DATA RECORDS:
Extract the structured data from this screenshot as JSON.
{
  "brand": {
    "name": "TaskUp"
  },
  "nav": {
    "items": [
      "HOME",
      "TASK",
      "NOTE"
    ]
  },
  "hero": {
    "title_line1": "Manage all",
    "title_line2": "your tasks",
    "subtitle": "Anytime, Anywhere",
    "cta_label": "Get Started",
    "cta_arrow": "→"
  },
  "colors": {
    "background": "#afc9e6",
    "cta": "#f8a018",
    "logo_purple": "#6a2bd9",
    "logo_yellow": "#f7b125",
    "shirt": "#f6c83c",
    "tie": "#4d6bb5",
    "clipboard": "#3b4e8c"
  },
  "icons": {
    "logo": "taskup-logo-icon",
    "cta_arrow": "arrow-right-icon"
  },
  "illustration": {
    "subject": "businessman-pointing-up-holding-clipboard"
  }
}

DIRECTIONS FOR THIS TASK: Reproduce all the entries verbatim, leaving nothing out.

EXERCISE RESPONSE:
Extract the structured data from this screenshot as JSON.
{
  "brand": {
    "name": "TaskUp"
  },
  "nav": {
    "items": [
      "HOME",
      "TASK",
      "NOTE"
    ]
  },
  "hero": {
    "title_line1": "Manage all",
    "title_line2": "your tasks",
    "subtitle": "Anytime, Anywhere",
    "cta_label": "Get Started",
    "cta_arrow": "→"
  },
  "colors": {
    "background": "#afc9e6",
    "cta": "#f8a018",
    "logo_purple": "#6a2bd9",
    "logo_yellow": "#f7b125",
    "shirt": "#f6c83c",
    "tie": "#4d6bb5",
    "clipboard": "#3b4e8c"
  },
  "icons": {
    "logo": "taskup-logo-icon",
    "cta_arrow": "arrow-right-icon"
  },
  "illustration": {
    "subject": "businessman-pointing-up-holding-clipboard"
  }
}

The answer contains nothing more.